A neat feature of rust was how easy it was to go from a single game box score to an average across a subset of games or even a season. By implementing the std::ops::Add trait on the Box Score then this could be done with basically no code changes in the API.

Sharing games

As this version of the analysis software was written using a SaaS model, there was a fairly basic underlying role-based permission system. This meant it was easy to create a "shared" link that was essentially a read-only version of the page. These were enforced at the postgres DB level using row-level permissions and tested with unit tests (I know, unit tests a side project!?).

What next?

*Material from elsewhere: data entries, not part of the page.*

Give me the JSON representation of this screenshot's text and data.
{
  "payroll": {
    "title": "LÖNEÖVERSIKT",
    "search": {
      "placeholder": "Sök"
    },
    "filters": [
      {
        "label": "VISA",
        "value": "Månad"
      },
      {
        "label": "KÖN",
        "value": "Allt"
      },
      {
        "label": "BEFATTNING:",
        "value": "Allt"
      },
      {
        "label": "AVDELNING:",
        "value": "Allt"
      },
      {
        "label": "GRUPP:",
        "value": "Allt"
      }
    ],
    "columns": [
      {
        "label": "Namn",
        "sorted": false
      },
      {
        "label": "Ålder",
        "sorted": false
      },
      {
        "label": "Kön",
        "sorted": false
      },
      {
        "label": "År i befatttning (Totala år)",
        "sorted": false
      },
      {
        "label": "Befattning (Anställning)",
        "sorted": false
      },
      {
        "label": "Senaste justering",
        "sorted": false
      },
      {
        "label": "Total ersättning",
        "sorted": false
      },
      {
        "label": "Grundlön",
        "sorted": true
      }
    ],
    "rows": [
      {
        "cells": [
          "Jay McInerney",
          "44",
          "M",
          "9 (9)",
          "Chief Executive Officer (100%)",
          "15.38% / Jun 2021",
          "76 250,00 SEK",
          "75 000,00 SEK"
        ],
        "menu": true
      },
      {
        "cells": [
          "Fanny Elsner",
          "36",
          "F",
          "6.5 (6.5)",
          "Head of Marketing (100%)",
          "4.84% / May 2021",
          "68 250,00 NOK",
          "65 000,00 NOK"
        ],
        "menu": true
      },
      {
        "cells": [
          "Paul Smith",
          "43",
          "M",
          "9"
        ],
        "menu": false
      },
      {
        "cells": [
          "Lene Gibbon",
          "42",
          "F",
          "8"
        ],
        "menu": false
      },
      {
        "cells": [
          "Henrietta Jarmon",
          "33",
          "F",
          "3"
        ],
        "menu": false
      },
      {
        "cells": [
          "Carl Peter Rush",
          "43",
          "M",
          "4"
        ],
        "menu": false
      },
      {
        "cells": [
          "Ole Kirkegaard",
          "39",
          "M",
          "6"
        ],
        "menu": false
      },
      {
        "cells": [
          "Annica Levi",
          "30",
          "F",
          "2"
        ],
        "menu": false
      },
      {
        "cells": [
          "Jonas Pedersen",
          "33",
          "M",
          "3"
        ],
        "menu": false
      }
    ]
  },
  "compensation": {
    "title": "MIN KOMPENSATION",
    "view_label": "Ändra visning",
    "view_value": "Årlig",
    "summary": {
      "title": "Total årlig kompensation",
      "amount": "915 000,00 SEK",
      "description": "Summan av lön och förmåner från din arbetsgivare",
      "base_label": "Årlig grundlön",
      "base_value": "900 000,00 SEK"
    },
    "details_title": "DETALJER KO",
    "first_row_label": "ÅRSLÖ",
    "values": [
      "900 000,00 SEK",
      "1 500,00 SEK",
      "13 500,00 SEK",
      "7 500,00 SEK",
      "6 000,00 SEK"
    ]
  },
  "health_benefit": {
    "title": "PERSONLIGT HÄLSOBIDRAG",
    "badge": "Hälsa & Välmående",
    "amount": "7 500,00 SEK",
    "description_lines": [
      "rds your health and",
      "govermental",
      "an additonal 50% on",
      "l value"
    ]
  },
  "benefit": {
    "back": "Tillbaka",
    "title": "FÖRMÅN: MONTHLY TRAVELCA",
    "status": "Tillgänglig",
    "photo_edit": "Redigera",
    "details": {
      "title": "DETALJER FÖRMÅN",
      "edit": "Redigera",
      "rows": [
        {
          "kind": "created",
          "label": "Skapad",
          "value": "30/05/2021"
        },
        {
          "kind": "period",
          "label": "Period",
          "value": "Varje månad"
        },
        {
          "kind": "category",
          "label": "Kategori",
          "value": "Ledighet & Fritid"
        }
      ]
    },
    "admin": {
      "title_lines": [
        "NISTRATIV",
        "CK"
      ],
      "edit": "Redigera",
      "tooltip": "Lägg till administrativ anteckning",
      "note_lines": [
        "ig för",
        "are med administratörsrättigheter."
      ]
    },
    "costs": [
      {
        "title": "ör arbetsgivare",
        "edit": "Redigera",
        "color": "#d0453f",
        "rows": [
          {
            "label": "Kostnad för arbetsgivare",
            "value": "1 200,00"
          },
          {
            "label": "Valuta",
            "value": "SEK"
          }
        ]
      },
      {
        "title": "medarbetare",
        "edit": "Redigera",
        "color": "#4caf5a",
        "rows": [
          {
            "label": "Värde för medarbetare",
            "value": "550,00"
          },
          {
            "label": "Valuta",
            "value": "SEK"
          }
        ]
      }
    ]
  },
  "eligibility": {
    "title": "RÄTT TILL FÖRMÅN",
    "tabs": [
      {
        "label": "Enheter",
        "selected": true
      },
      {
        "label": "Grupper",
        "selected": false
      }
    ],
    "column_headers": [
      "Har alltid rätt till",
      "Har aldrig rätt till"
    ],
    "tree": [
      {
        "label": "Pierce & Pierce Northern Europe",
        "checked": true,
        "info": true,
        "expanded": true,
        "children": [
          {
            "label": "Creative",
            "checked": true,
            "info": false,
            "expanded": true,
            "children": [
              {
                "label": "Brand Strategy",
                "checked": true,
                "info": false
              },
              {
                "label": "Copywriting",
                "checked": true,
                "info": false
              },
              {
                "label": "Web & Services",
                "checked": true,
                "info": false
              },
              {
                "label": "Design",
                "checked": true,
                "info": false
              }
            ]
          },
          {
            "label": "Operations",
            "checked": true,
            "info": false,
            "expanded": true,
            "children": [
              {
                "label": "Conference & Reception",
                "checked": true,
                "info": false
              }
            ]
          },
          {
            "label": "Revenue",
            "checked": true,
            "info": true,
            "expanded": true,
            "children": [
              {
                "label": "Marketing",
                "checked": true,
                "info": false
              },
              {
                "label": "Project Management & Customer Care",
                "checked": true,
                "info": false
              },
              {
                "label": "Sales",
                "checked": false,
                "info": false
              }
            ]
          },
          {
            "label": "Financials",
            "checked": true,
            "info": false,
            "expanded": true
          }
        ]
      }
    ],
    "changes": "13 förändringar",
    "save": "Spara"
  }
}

Developing the analysis tool has been a very rewarding long-term project. I learned quite a lot out of doing it and got a lot of pleasure out of using it to analyse a bunch of games. Since I started working on these tools almost a decade ago, my life has changed a lot. I have my own little people who rely on me, other hobbies demanding my time, and a job which seems to drain most of my energy. I'm probably going to have to hang up my coaching boots at the end of this season, at least until (or if) my own little kids decide to play. Its hard to keep plugging away at something that I'll probably no longer have a use for.

There were some features or ideas that I wanted to return to, and who knows - maybe one day if my kids are playing and I lace up the coaching clipboard again, I'll return to these to "save some time".

A proper tagging interface

The "text-based" tagging interface in the latest iteration of the analysis software works for me, but if I ever want other people to use it I'd have to create a proper GUI for tagging. I think a React interface would have the same limitations as the original C# one in handling the branching tagging interface. I'd be curious to try something that uses the existing rust typestate backend for tagging (developed for the TUI) and delivers HTMX to the front end to show the correct GUI.

Integration with diagramming software

I also have some really capable play diagramming software, which at the moment is a separate tool. I think it would be really interesting to merge the two tools, and in particular I'd love to be able to draw up diagrams right from within the video analysis software, either as a teaching or a scouting tool.

Machine learning

I think the ultimate UI for tagging videos would be... no UI at all! Could we get machine learning algorithms to tag up the video for us? I'm not 100% on the AI hype train, but I do think some good old fashioned machine learning tools to analyse the video would be useful, especially if they could extract highlights and tags automatically. It would be even cooler if the ML could process the video and turn it into play diagrams.

I'm clearly not the first to think of this.

I think this would be very challenging given the majority of game films in amateur leagues probably use off the shelf cameras with poor low-light performance, and the video angle is often very shallow with lots of players or spectators obscuring the feed. Despite this it would be very cool.

Video hosting

Long-term it would be interesting to have a custom video pipeline using some sort of streaming media server. I looked at a few options for doing this, including off the shelf things like Cloudflare Stream, but at the end of the day for a hobby project Youtube is more than enough!